## WORK ITEM:
I'd like the entries reproduced exactly, with all pictures omitted.

--*--

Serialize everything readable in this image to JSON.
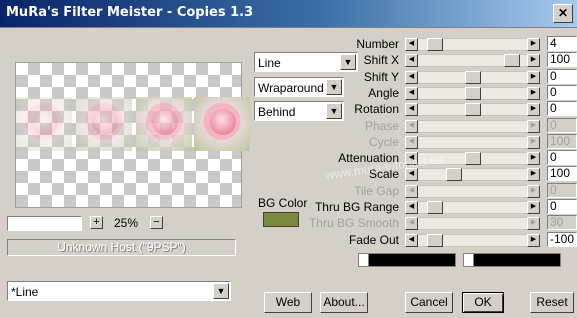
{
  "window": {
    "title": "MuRa's Filter Meister - Copies 1.3",
    "close_glyph": "✕"
  },
  "preview": {
    "zoom_percent": "25%",
    "zoom_plus": "+",
    "zoom_minus": "−",
    "host_label": "Unknown Host (\"9PSP\")"
  },
  "preset": {
    "selected": "*Line"
  },
  "dropdowns": {
    "mode": "Line",
    "wrap": "Wraparound",
    "order": "Behind"
  },
  "bg_color": {
    "label": "BG Color",
    "value": "#7a8a3c"
  },
  "sliders": [
    {
      "label": "Number",
      "value": "4",
      "position": 0.1,
      "disabled": false
    },
    {
      "label": "Shift X",
      "value": "100",
      "position": 0.93,
      "disabled": false
    },
    {
      "label": "Shift Y",
      "value": "0",
      "position": 0.5,
      "disabled": false
    },
    {
      "label": "Angle",
      "value": "0",
      "position": 0.5,
      "disabled": false
    },
    {
      "label": "Rotation",
      "value": "0",
      "position": 0.5,
      "disabled": false
    },
    {
      "label": "Phase",
      "value": "0",
      "position": 0.0,
      "disabled": true
    },
    {
      "label": "Cycle",
      "value": "100",
      "position": 0.0,
      "disabled": true
    },
    {
      "label": "Attenuation",
      "value": "0",
      "position": 0.5,
      "disabled": false
    },
    {
      "label": "Scale",
      "value": "100",
      "position": 0.3,
      "disabled": false
    },
    {
      "label": "Tile Gap",
      "value": "0",
      "position": 0.0,
      "disabled": true
    },
    {
      "label": "Thru BG Range",
      "value": "0",
      "position": 0.1,
      "disabled": false
    },
    {
      "label": "Thru BG Smooth",
      "value": "30",
      "position": 0.0,
      "disabled": true
    },
    {
      "label": "Fade Out",
      "value": "-100",
      "position": 0.1,
      "disabled": false
    }
  ],
  "buttons": {
    "web": "Web",
    "about": "About...",
    "cancel": "Cancel",
    "ok": "OK",
    "reset": "Reset"
  },
  "watermark": "www.mura-tutorials.eu"
}
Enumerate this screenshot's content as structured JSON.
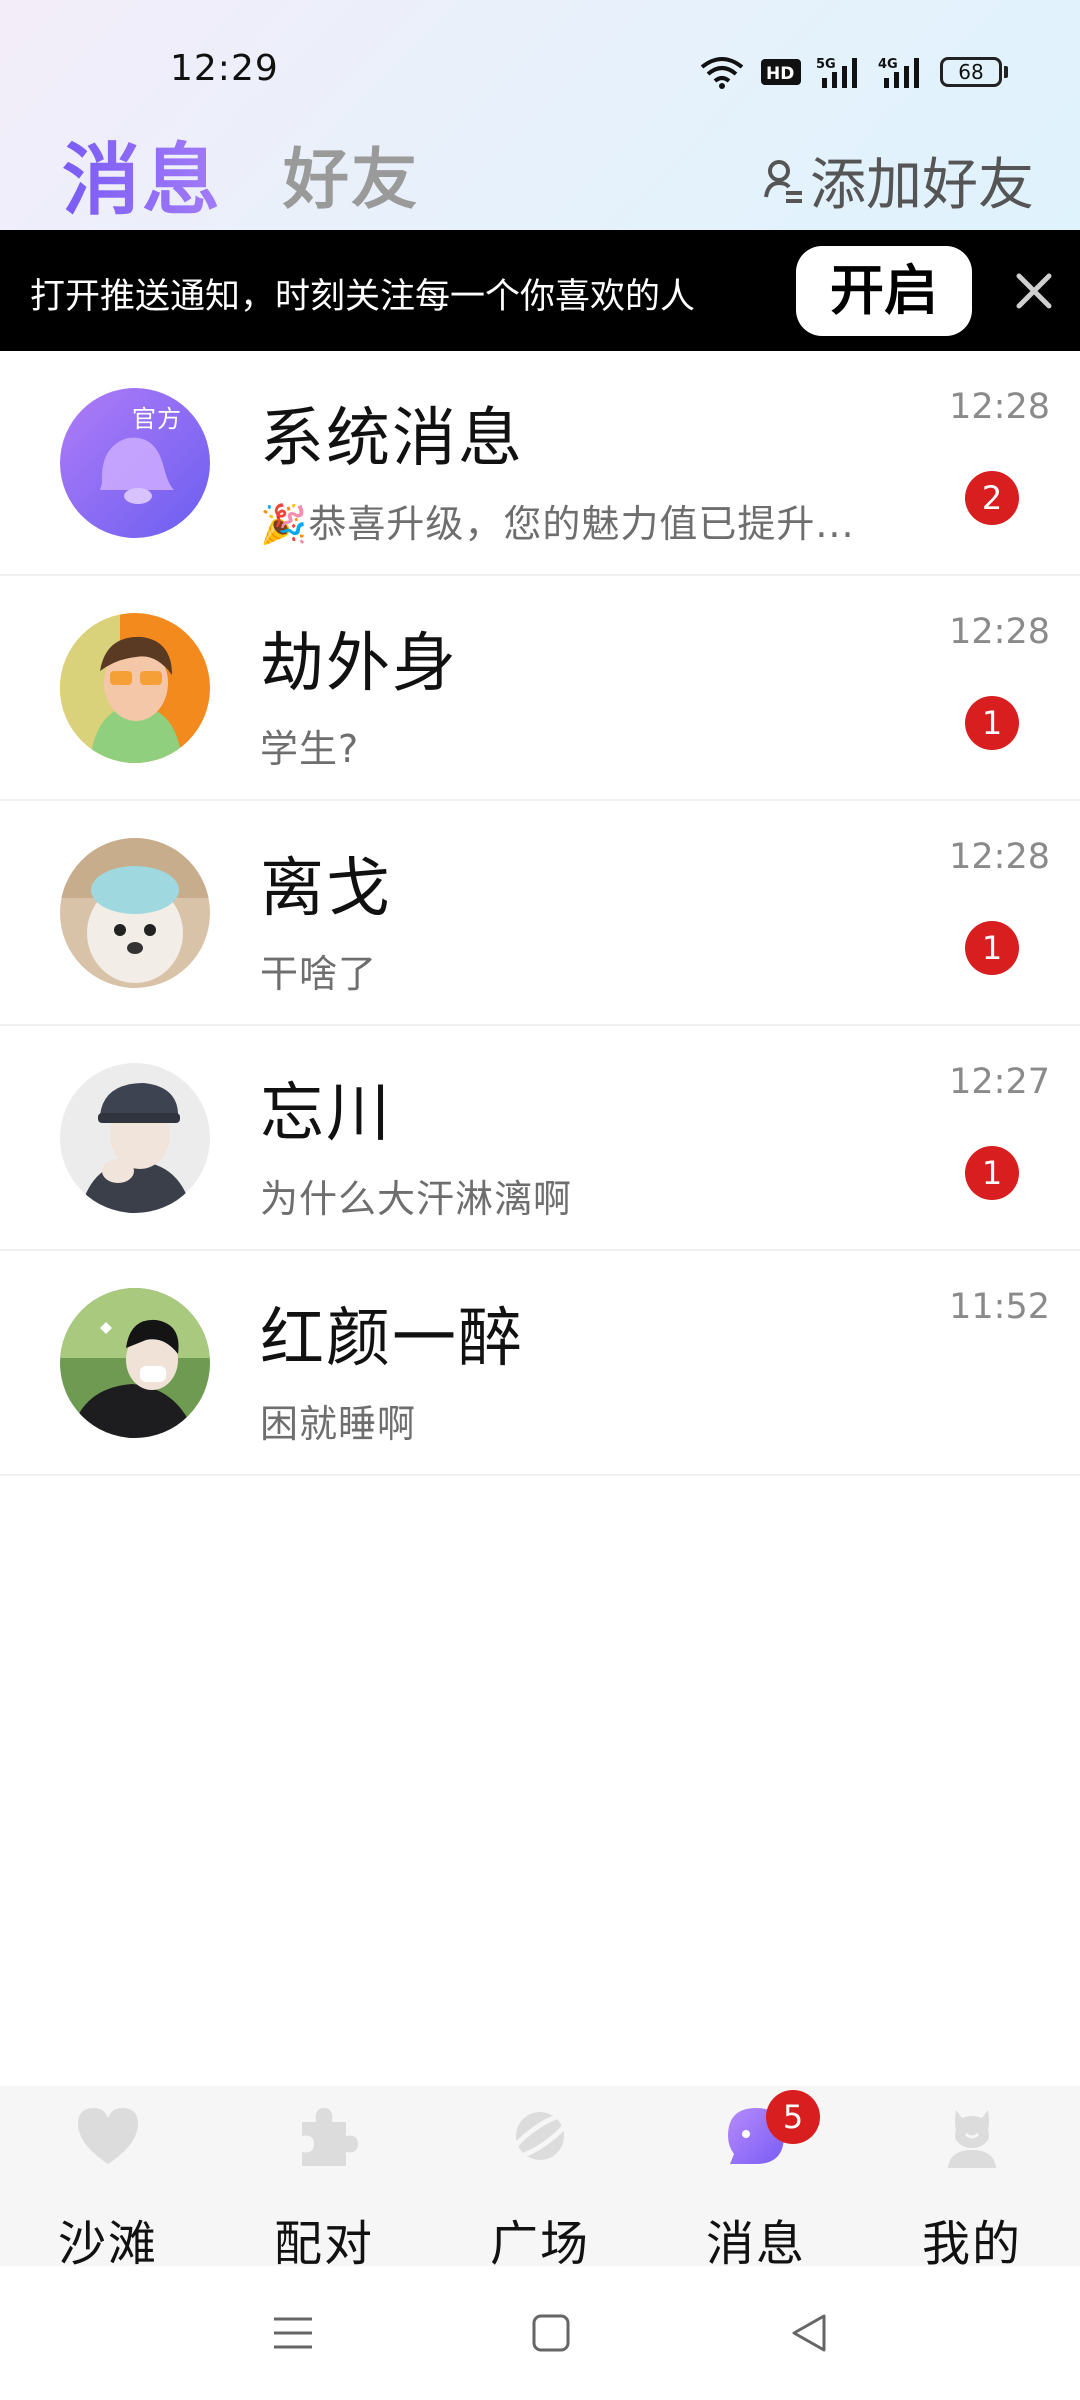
{
  "status_bar": {
    "time": "12:29",
    "battery": "68",
    "icons": [
      "wifi-icon",
      "hd-icon",
      "signal-5g-icon",
      "signal-4g-icon",
      "battery-icon"
    ]
  },
  "header": {
    "tab_active": "消息",
    "tab_inactive": "好友",
    "add_friend_label": "添加好友"
  },
  "notification_banner": {
    "text": "打开推送通知，时刻关注每一个你喜欢的人",
    "enable_button": "开启",
    "close_icon": "close-icon"
  },
  "chats": [
    {
      "name": "系统消息",
      "preview": "🎉恭喜升级，您的魅力值已提升...",
      "time": "12:28",
      "unread": "2",
      "tag": "官方",
      "avatar_icon": "bell-icon"
    },
    {
      "name": "劫外身",
      "preview": "学生?",
      "time": "12:28",
      "unread": "1"
    },
    {
      "name": "离戈",
      "preview": "干啥了",
      "time": "12:28",
      "unread": "1"
    },
    {
      "name": "忘川",
      "preview": "为什么大汗淋漓啊",
      "time": "12:27",
      "unread": "1"
    },
    {
      "name": "红颜一醉",
      "preview": "困就睡啊",
      "time": "11:52"
    }
  ],
  "bottom_nav": [
    {
      "label": "沙滩",
      "icon": "heart-icon"
    },
    {
      "label": "配对",
      "icon": "puzzle-icon"
    },
    {
      "label": "广场",
      "icon": "planet-icon"
    },
    {
      "label": "消息",
      "icon": "chat-bubble-icon",
      "badge": "5",
      "active": true
    },
    {
      "label": "我的",
      "icon": "person-icon"
    }
  ],
  "colors": {
    "accent": "#8a66f6",
    "badge": "#d81e1e",
    "banner_bg": "#000000",
    "inactive_text": "#9a9a9a"
  }
}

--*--

## EXPECTED ANSWER:
Serialize everything readable in this image to JSON.
{
  "window": {
    "title": "MuRa's Filter Meister - Copies 1.3",
    "close_glyph": "✕"
  },
  "preview": {
    "zoom_percent": "25%",
    "zoom_plus": "+",
    "zoom_minus": "−",
    "host_label": "Unknown Host (\"9PSP\")"
  },
  "preset": {
    "selected": "*Line"
  },
  "dropdowns": {
    "mode": "Line",
    "wrap": "Wraparound",
    "order": "Behind"
  },
  "bg_color": {
    "label": "BG Color",
    "value": "#7a8a3c"
  },
  "sliders": [
    {
      "label": "Number",
      "value": "4",
      "position": 0.1,
      "disabled": false
    },
    {
      "label": "Shift X",
      "value": "100",
      "position": 0.93,
      "disabled": false
    },
    {
      "label": "Shift Y",
      "value": "0",
      "position": 0.5,
      "disabled": false
    },
    {
      "label": "Angle",
      "value": "0",
      "position": 0.5,
      "disabled": false
    },
    {
      "label": "Rotation",
      "value": "0",
      "position": 0.5,
      "disabled": false
    },
    {
      "label": "Phase",
      "value": "0",
      "position": 0.0,
      "disabled": true
    },
    {
      "label": "Cycle",
      "value": "100",
      "position": 0.0,
      "disabled": true
    },
    {
      "label": "Attenuation",
      "value": "0",
      "position": 0.5,
      "disabled": false
    },
    {
      "label": "Scale",
      "value": "100",
      "position": 0.3,
      "disabled": false
    },
    {
      "label": "Tile Gap",
      "value": "0",
      "position": 0.0,
      "disabled": true
    },
    {
      "label": "Thru BG Range",
      "value": "0",
      "position": 0.1,
      "disabled": false
    },
    {
      "label": "Thru BG Smooth",
      "value": "30",
      "position": 0.0,
      "disabled": true
    },
    {
      "label": "Fade Out",
      "value": "-100",
      "position": 0.1,
      "disabled": false
    }
  ],
  "buttons": {
    "web": "Web",
    "about": "About...",
    "cancel": "Cancel",
    "ok": "OK",
    "reset": "Reset"
  },
  "watermark": "www.mura-tutorials.eu"
}
Enumerate this screenshot's content as structured JSON.
{
  "status_bar": {
    "time": "12:29",
    "battery": "68",
    "icons": [
      "wifi-icon",
      "hd-icon",
      "signal-5g-icon",
      "signal-4g-icon",
      "battery-icon"
    ]
  },
  "header": {
    "tab_active": "消息",
    "tab_inactive": "好友",
    "add_friend_label": "添加好友"
  },
  "notification_banner": {
    "text": "打开推送通知，时刻关注每一个你喜欢的人",
    "enable_button": "开启",
    "close_icon": "close-icon"
  },
  "chats": [
    {
      "name": "系统消息",
      "preview": "🎉恭喜升级，您的魅力值已提升...",
      "time": "12:28",
      "unread": "2",
      "tag": "官方",
      "avatar_icon": "bell-icon"
    },
    {
      "name": "劫外身",
      "preview": "学生?",
      "time": "12:28",
      "unread": "1"
    },
    {
      "name": "离戈",
      "preview": "干啥了",
      "time": "12:28",
      "unread": "1"
    },
    {
      "name": "忘川",
      "preview": "为什么大汗淋漓啊",
      "time": "12:27",
      "unread": "1"
    },
    {
      "name": "红颜一醉",
      "preview": "困就睡啊",
      "time": "11:52"
    }
  ],
  "bottom_nav": [
    {
      "label": "沙滩",
      "icon": "heart-icon"
    },
    {
      "label": "配对",
      "icon": "puzzle-icon"
    },
    {
      "label": "广场",
      "icon": "planet-icon"
    },
    {
      "label": "消息",
      "icon": "chat-bubble-icon",
      "badge": "5",
      "active": true
    },
    {
      "label": "我的",
      "icon": "person-icon"
    }
  ],
  "colors": {
    "accent": "#8a66f6",
    "badge": "#d81e1e",
    "banner_bg": "#000000",
    "inactive_text": "#9a9a9a"
  }
}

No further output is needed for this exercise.